* **Directions for this task**: Whenever a line below includes the string "Saint", show it.

(Records for this exercise Opens)

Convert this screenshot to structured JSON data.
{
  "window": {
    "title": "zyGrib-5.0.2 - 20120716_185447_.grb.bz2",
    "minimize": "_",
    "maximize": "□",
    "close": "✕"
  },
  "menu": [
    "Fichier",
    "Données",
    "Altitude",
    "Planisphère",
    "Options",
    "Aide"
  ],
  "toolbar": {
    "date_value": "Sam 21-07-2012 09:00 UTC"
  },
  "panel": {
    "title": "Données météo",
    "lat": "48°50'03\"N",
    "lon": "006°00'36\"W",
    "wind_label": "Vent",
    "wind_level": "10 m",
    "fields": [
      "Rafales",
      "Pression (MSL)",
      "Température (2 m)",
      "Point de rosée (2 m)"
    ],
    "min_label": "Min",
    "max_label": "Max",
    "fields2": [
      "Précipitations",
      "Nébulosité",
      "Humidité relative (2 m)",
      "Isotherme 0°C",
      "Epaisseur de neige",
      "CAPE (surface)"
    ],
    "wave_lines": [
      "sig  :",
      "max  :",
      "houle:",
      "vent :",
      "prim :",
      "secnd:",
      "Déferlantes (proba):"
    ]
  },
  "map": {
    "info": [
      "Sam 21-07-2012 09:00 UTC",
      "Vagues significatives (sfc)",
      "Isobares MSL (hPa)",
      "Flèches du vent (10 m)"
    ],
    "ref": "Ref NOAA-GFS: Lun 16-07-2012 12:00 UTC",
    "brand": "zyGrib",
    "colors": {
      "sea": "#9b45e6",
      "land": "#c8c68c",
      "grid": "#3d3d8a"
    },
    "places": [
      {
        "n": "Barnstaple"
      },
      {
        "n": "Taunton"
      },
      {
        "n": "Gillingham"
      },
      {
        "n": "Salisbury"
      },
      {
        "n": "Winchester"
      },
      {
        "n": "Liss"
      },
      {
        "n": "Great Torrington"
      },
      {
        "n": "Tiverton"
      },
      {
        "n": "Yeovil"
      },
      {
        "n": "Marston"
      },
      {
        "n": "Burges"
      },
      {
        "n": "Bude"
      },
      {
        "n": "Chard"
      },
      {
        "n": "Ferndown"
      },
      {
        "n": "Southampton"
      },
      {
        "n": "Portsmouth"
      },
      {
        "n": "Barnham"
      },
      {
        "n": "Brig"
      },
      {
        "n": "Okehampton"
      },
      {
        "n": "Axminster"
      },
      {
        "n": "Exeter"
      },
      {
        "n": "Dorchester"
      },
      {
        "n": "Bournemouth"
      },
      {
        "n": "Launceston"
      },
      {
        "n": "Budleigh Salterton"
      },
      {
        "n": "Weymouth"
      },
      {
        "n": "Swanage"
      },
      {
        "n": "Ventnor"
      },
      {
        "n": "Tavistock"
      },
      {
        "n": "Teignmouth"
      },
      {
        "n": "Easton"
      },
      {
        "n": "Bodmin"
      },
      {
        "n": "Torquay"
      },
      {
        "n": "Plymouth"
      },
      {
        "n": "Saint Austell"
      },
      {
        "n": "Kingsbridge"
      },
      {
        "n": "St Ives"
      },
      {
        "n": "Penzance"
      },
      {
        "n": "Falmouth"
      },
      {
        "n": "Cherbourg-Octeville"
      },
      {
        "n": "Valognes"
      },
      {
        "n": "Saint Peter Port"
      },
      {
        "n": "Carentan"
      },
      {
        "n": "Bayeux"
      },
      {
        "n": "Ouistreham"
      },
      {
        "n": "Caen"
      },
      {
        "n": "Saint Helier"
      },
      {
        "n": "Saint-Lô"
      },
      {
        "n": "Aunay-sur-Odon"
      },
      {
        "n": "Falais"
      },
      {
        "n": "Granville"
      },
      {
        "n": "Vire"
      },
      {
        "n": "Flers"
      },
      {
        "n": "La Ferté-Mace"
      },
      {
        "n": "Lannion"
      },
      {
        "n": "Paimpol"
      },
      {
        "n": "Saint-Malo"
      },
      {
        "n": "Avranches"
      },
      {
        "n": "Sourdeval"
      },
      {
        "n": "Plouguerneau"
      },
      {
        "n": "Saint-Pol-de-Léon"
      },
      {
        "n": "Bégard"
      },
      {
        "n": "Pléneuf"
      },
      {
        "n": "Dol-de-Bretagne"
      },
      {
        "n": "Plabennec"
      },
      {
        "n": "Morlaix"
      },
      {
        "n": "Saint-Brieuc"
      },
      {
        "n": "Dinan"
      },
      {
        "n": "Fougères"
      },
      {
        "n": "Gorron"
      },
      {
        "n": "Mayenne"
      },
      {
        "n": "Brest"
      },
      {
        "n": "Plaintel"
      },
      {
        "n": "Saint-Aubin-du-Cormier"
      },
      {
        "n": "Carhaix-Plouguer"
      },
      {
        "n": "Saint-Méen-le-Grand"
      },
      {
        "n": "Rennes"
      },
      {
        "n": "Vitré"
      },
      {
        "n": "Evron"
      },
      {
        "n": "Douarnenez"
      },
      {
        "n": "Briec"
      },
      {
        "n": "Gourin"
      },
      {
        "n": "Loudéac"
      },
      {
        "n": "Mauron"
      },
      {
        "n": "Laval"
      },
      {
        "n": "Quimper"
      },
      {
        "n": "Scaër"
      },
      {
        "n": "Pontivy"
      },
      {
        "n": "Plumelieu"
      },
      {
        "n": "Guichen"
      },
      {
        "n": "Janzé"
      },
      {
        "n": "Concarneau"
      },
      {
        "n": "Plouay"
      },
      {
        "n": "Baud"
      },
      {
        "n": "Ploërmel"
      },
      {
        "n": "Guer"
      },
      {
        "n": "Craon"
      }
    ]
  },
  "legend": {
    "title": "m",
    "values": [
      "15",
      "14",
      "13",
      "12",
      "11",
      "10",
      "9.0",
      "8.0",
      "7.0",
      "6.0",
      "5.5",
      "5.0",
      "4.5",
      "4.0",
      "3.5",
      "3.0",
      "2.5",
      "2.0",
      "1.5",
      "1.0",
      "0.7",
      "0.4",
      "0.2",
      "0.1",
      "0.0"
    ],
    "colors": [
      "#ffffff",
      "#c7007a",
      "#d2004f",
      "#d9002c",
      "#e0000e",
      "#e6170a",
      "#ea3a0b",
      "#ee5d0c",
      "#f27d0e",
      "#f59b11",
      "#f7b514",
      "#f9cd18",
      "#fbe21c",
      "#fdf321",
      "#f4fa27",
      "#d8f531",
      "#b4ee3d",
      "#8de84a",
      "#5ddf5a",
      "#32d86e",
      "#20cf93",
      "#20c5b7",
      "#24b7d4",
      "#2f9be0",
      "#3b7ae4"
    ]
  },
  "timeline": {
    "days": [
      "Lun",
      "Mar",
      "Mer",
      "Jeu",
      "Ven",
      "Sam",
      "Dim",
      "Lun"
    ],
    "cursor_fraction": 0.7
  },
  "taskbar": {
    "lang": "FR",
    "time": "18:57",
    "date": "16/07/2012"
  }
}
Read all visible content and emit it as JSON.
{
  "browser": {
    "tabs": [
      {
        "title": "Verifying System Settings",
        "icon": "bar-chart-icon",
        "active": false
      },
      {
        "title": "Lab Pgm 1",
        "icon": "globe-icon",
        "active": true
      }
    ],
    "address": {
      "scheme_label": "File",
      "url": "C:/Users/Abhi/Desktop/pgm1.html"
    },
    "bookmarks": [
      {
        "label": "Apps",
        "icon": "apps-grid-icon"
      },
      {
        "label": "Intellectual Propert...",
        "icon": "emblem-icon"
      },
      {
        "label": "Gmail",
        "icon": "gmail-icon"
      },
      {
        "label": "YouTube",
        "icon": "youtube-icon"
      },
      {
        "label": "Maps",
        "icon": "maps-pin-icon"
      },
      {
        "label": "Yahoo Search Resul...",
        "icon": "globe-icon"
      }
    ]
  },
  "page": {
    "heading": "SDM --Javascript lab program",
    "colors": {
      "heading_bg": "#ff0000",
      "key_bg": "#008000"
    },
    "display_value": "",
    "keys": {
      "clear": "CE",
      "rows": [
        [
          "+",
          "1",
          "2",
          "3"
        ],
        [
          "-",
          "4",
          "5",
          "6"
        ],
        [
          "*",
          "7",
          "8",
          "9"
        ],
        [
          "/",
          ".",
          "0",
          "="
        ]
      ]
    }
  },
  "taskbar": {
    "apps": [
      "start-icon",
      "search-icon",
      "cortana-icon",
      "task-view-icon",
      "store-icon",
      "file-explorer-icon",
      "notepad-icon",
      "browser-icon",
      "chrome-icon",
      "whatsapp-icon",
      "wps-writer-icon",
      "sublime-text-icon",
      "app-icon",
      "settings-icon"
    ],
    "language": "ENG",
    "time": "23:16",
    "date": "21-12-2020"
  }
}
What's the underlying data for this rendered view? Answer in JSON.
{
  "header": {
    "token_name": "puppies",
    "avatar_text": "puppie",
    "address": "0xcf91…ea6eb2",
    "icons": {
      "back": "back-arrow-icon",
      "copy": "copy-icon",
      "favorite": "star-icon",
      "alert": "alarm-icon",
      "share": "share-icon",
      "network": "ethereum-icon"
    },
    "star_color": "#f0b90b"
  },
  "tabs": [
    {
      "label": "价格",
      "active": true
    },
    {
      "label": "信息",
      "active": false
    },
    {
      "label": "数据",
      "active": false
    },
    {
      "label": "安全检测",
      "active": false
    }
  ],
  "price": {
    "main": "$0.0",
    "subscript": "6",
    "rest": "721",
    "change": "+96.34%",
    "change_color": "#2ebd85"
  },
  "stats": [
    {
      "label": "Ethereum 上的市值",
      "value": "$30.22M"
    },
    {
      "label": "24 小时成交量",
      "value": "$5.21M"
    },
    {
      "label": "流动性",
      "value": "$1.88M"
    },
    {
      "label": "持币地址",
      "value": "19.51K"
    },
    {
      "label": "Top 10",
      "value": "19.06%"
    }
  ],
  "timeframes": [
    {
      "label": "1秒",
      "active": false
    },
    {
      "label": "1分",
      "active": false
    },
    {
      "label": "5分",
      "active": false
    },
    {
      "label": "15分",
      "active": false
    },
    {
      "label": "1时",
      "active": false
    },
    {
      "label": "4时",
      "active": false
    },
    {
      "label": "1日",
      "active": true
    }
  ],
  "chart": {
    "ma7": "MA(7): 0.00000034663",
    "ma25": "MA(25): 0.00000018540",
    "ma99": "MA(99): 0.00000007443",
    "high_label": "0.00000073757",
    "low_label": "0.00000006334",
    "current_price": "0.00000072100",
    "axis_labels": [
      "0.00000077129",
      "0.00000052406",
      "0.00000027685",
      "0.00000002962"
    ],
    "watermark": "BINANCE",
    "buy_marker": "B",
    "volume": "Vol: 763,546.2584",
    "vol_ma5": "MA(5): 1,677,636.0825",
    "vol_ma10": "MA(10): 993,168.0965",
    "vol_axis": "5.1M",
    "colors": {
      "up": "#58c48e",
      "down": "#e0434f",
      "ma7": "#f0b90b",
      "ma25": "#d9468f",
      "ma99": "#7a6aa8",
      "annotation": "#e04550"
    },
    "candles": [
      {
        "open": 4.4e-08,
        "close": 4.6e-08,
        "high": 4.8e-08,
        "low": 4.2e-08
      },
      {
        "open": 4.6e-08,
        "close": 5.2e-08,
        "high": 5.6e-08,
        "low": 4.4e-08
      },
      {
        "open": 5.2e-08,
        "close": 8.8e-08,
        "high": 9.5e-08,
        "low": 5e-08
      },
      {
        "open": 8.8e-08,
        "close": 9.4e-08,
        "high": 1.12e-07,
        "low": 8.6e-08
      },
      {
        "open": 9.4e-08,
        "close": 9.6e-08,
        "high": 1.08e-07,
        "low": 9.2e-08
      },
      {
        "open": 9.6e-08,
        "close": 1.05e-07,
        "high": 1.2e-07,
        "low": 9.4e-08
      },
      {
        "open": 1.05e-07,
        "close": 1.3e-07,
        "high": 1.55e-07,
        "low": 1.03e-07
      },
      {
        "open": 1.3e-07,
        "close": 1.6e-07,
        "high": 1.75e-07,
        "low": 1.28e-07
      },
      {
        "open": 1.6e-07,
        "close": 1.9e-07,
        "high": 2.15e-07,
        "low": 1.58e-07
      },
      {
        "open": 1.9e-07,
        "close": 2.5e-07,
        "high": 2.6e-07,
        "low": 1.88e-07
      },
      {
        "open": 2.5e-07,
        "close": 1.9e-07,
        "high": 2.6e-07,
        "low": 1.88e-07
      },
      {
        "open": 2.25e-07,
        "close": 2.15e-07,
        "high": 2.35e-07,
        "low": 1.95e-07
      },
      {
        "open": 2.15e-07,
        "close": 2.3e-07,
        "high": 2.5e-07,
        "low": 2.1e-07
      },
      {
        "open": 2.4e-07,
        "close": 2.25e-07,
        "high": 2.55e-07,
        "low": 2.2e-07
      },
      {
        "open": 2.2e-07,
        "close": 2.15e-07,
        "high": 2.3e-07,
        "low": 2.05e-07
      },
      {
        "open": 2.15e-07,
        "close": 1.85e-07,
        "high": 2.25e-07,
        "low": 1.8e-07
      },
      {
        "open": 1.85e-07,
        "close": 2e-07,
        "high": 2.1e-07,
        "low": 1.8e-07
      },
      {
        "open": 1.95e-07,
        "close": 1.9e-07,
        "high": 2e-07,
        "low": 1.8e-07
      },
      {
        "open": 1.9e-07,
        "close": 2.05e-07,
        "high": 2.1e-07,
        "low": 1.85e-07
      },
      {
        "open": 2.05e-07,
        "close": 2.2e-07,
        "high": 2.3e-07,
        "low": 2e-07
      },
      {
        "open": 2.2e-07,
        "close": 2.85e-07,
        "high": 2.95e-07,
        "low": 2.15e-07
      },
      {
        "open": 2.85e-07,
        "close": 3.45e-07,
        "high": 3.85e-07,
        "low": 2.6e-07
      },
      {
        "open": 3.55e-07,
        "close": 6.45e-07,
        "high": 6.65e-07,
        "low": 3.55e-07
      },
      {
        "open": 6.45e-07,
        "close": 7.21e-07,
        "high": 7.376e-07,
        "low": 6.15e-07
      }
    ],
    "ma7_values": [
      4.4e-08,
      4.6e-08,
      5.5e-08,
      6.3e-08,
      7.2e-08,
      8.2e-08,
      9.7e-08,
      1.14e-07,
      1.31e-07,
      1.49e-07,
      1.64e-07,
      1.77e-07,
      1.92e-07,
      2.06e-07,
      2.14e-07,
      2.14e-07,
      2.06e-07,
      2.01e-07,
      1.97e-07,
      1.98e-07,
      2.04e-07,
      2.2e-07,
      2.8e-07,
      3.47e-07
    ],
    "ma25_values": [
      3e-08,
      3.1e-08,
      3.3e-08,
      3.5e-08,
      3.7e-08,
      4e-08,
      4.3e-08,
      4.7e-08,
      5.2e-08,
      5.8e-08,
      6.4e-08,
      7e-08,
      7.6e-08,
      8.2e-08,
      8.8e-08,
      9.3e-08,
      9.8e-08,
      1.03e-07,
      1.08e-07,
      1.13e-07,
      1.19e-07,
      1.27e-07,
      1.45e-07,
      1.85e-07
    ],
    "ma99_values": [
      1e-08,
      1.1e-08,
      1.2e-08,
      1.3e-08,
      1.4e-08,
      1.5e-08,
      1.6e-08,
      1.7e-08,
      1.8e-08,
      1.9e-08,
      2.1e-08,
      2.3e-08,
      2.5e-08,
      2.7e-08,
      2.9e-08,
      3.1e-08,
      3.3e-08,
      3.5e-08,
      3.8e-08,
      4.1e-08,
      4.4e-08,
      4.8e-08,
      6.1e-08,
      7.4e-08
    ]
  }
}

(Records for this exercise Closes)

* **Solution for this problem**:
        "n": "Saint Austell"
        "n": "Saint Peter Port"
        "n": "Saint Helier"
        "n": "Saint-Lô"
        "n": "Saint-Malo"
        "n": "Saint-Pol-de-Léon"
        "n": "Saint-Brieuc"
        "n": "Saint-Aubin-du-Cormier"
        "n": "Saint-Méen-le-Grand"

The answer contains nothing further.